We’ve spent more time in our own backyards than ever before this year, so here is how we can give our urban backyard a much needed refresh. When we started with this space, it was a bit overgrown with a huge tree that was dying and falling over into the neighbor’s yard – it was kind of a safety hazard
Once the tree was down, there was really nothing of interest in the yard. We had a blank slate.
Where to start?
We start by overhauling the perimeter. If you can, put in a new fence Or at least re-stain an existing fence it’s like a fresh coat of paint in a room. Paint the back of your house in the same or coordinating colour for a unified perimeter. The board and batten on the back of the house here used to be a pale blue. By painting over any inconsistencies or discolorations, it feels new. I also like the cooling effects of a darker colour in a space that gets a lot of sun.
We used simple horizontal boards on this fence to create the illusion of a longer yard and pressure treated wood, which is more affordable than cedar. I stained it in Benjamin Moore’s opaque deck and fence stain in Wrought Iron – it is a classic deep grey that works with most exteriors
Tip: let the boards sit unfinished for a year before you paint so they can expand and contract first – before staining it. To avoid cracking.
What about plants?
Plant in tiers along the edges in layers of texture. No fail boxwood trim around the edge of the patio – fail safe – clean edge paired with puffy hydrangea – classic space filling puffy white hydrangea – mine haven’t bloomed yet, but when they do, they provide a nice hit of fresh white that contrasts beautifully against the foliage and furniture.
We added some trees for height in the corners of the perimeter to frame the edges and create a cocooning effect. I like that they help block the electrical box in the alley. It’s always nice to fill in the corners of your patio or deck with large planters in different sizes for a sense of coziness (I chose lavender for the scent too). I also have lots of herbs in smaller pots for cooking. So all in all a super simple plan – all easy to care for.
Mix of patterns and materials
You should always consider using at least two patio materials for visual interest- just because the yard is small, doesn’t mean you can’t mix it up. There was already a perfectly good deck here by the door ( it was already there so we just power washed it) and laid a Herringbone patterned brick for the patio in the back. There is a single step down to the brick patio and this alone helps to create distinct zones – dining on one side and lounging on the other and I like the layered effect.
Is decorating outside different from inside?
Absolutely not! In both settings we’re using ‘zones’
First I have a dining zone:

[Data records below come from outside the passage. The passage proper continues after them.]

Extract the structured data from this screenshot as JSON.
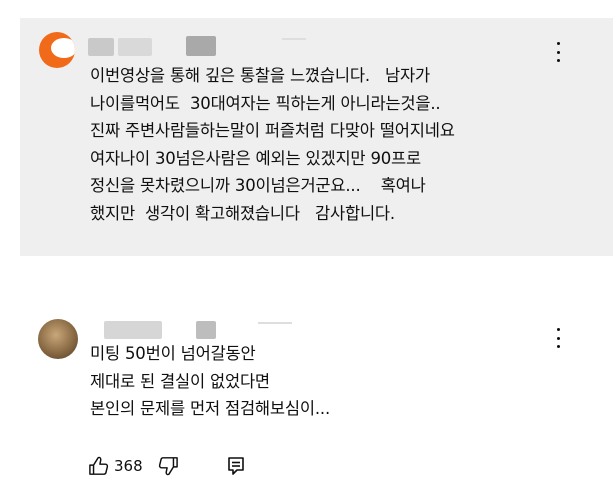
{
  "comments": [
    {
      "text": "이번영상을 통해 깊은 통찰을 느꼈습니다.   남자가\n나이를먹어도  30대여자는 픽하는게 아니라는것을..\n진짜 주변사람들하는말이 퍼즐처럼 다맞아 떨어지네요\n여자나이 30넘은사람은 예외는 있겠지만 90프로\n정신을 못차렸으니까 30이넘은거군요...    혹여나\n했지만  생각이 확고해졌습니다   감사합니다.",
      "avatar_icon": "avatar-orange-icon",
      "more_icon": "more-vert-icon"
    },
    {
      "text": "미팅 50번이 넘어갈동안\n제대로 된 결실이 없었다면\n본인의 문제를 먼저 점검해보심이...",
      "avatar_icon": "avatar-photo-icon",
      "more_icon": "more-vert-icon",
      "likes": "368",
      "like_icon": "thumb-up-icon",
      "dislike_icon": "thumb-down-icon",
      "reply_icon": "reply-icon"
    }
  ],
  "colors": {
    "highlight_bg": "#efefef",
    "text": "#0f0f0f",
    "avatar_orange": "#f06a1a"
  }
}
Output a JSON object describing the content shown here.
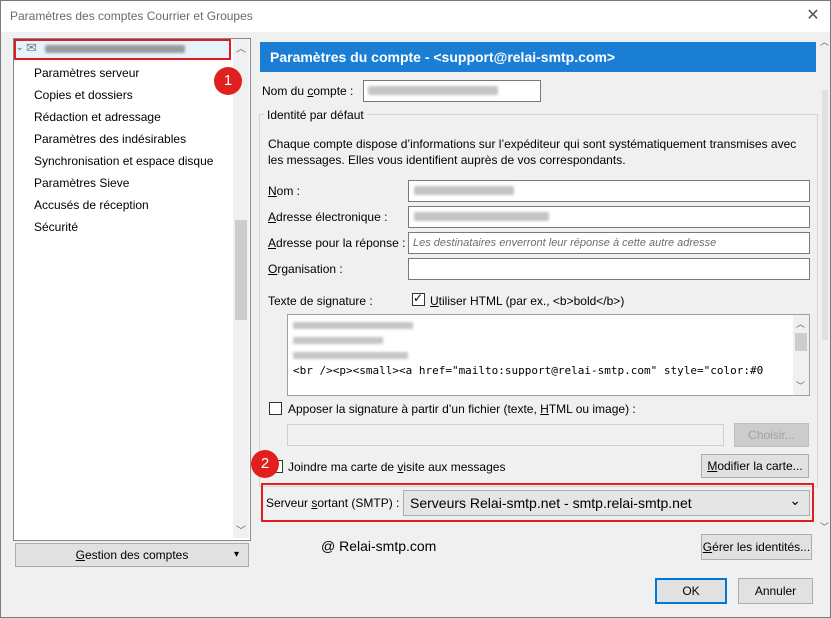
{
  "window": {
    "title": "Paramètres des comptes Courrier et Groupes",
    "close_glyph": "✕"
  },
  "sidebar": {
    "account_glyph": "✉",
    "items": [
      {
        "label": "Paramètres serveur"
      },
      {
        "label": "Copies et dossiers"
      },
      {
        "label": "Rédaction et adressage"
      },
      {
        "label": "Paramètres des indésirables"
      },
      {
        "label": "Synchronisation et espace disque"
      },
      {
        "label": "Paramètres Sieve"
      },
      {
        "label": "Accusés de réception"
      },
      {
        "label": "Sécurité"
      }
    ],
    "manage_button": {
      "label_u": "G",
      "label_rest": "estion des comptes",
      "arrow": "▾"
    }
  },
  "header": {
    "title": "Paramètres du compte - <support@relai-smtp.com>"
  },
  "account_name": {
    "label_pre": "Nom du ",
    "label_u": "c",
    "label_post": "ompte :"
  },
  "identity": {
    "legend": "Identité par défaut",
    "description": "Chaque compte dispose d’informations sur l’expéditeur qui sont systématiquement transmises avec les messages. Elles vous identifient auprès de vos correspondants.",
    "name_label": {
      "u": "N",
      "rest": "om :"
    },
    "email_label": {
      "u": "A",
      "rest": "dresse électronique :"
    },
    "reply_label": {
      "u": "A",
      "rest": "dresse pour la réponse :"
    },
    "reply_placeholder": "Les destinataires enverront leur réponse à cette autre adresse",
    "org_label": {
      "u": "O",
      "rest": "rganisation :"
    },
    "signature_label": "Texte de signature :",
    "html_checkbox": {
      "checked": true,
      "u": "U",
      "rest": "tiliser HTML (par ex., <b>bold</b>)"
    },
    "signature_code": "<br /><p><small><a href=\"mailto:support@relai-smtp.com\" style=\"color:#0",
    "file_signature": {
      "pre": "Apposer la signature à partir d’un fichier (texte, ",
      "u": "H",
      "post": "TML ou image) :"
    },
    "choose_button": "Choisir...",
    "vcard": {
      "pre": "Joindre ma carte de ",
      "u": "v",
      "post": "isite aux messages"
    },
    "edit_card_button": {
      "u": "M",
      "rest": "odifier la carte..."
    }
  },
  "smtp": {
    "label_pre": "Serveur ",
    "label_u": "s",
    "label_post": "ortant (SMTP) :",
    "value": "Serveurs Relai-smtp.net - smtp.relai-smtp.net",
    "arrow": "⌄"
  },
  "manage_identities": {
    "u": "G",
    "rest": "érer les identités..."
  },
  "watermark": "@ Relai-smtp.com",
  "badges": [
    "1",
    "2"
  ],
  "footer": {
    "ok": "OK",
    "cancel": "Annuler"
  },
  "colors": {
    "accent": "#1a7fd4",
    "annotation": "#e01e1e"
  }
}
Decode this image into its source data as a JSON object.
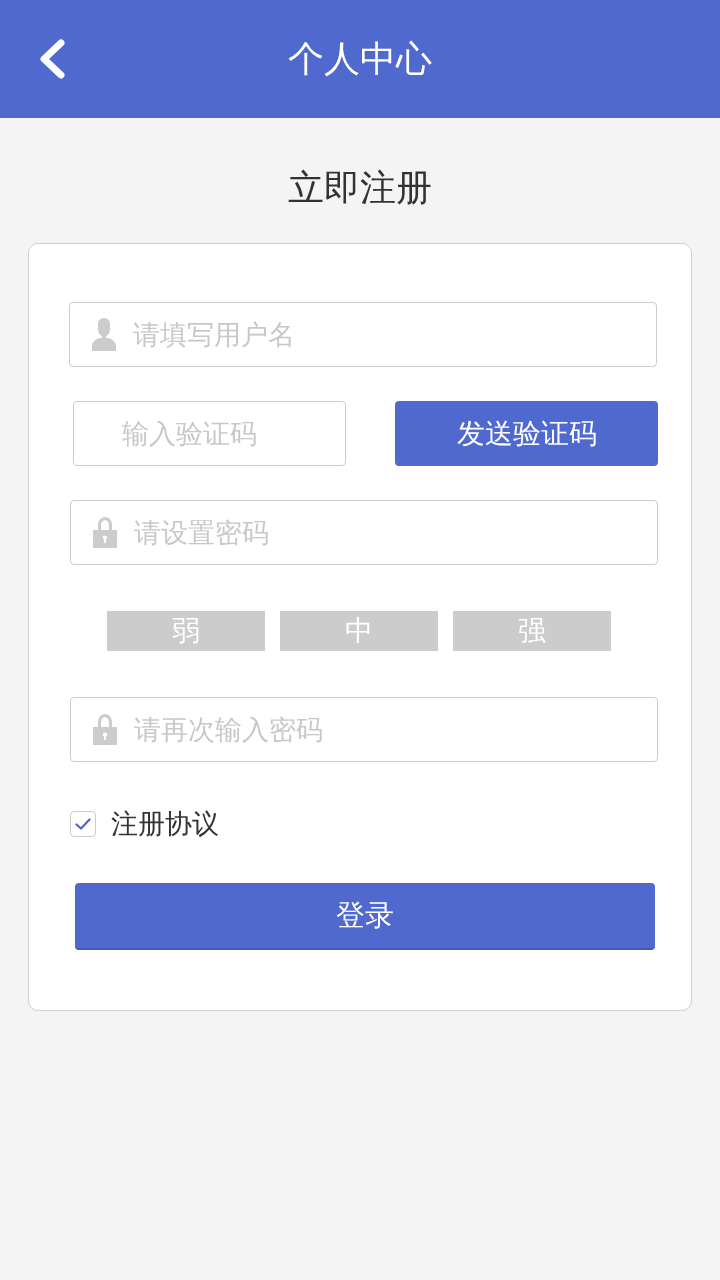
{
  "header": {
    "title": "个人中心"
  },
  "heading": "立即注册",
  "form": {
    "username": {
      "placeholder": "请填写用户名"
    },
    "code": {
      "placeholder": "输入验证码"
    },
    "send_code_button": "发送验证码",
    "password": {
      "placeholder": "请设置密码"
    },
    "strength": [
      {
        "label": "弱",
        "active": false
      },
      {
        "label": "中",
        "active": false
      },
      {
        "label": "强",
        "active": false
      }
    ],
    "confirm_password": {
      "placeholder": "请再次输入密码"
    },
    "agreement": {
      "label": "注册协议",
      "checked": true
    },
    "submit_button": "登录"
  }
}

Put the dining table close to the back doors for easy access to the kitchen. Add a retractable awning for shade. I love how an awning can help with designating functions in an outdoor space and create the sense of a room. This one uses Sunbrella fabric in shades of green stripes also adds a fresh hit of colour and pattern that it’s in sync with the plant life.
I chose a metal dining set because it’s super low maintenance and timeless in black – it goes with everything, but I added colour with striped cushions on faux wicker chairs at the end – love the eclectic feel of different end chairs in a dining room. It’s always fun to break up the set — Indoors and out.
The Living Room
Then I have a living zone:
In the open area, where the brick patio is, we set up a lounge in a modern campfire style with a cement fire pit as the centerpiece. It seems that the fire pit has become the must-have in garden design to extend our time spent outside well into fall and even winter.
What I like about this fire pit from eir Home is that it’s light weight compared to other fire pits, it’s made from sustainable concrete created with 40% recycled products and it has a beautiful organic texture. I love how fresh and chic it looks in all white. It’s also round, which leaves no corners to bump into! This one can be kitted out with a sleek powder coated top that allows it to do double duty as a coffee table for days when you don’t want to light the fire. I always love spacing-saving double duty features like this for small spaces – indoors and out.
This firepit can either be hooked up to your house’s gas line or, if you don’t have an outside gas line, you can also just connect it to a propane tank that can be cleverly hidden in one of their concrete side And just like in your living room, you always want to provide enough surfaces for every one – so this is another great double duty piece for a small yard.
We have basically done the classic set up of a sofa facing two chairs that you often see indoors – but in the backyard. You could do two sofas too but again I like to mix things up a bit. And chairs are good for people who prefer a bit more personal space. All in long-lasting outdoor specific pieces and fabrics. And of course I love pillows outside just as much as inside for a bit of a pattern hit, these ones are from CB2.
It’s very important not to forget lighting and you should light at high, medium, and low levels. I have a few affordable and easy to introduce ways of lighting up a yard.
High: While we were building the fence we installed some simple black lights at the same time – these are on an automatic timer attached to the back of the house and they turn on and off at pre- set times of the day – you can adjust them as the amount of daylight shifts. We’ve also put some sconces near the back door to illuminate the entry
Low: Lanterns on the ground are a great way to highlight your planters so you don’t bump into them
Medium: Think about candles on table tops for for low level ambience. I love a bit of wicker in a backyard for a hit fo tropical flavor -like these wicker covered glass votive holders by Aerin Lauder.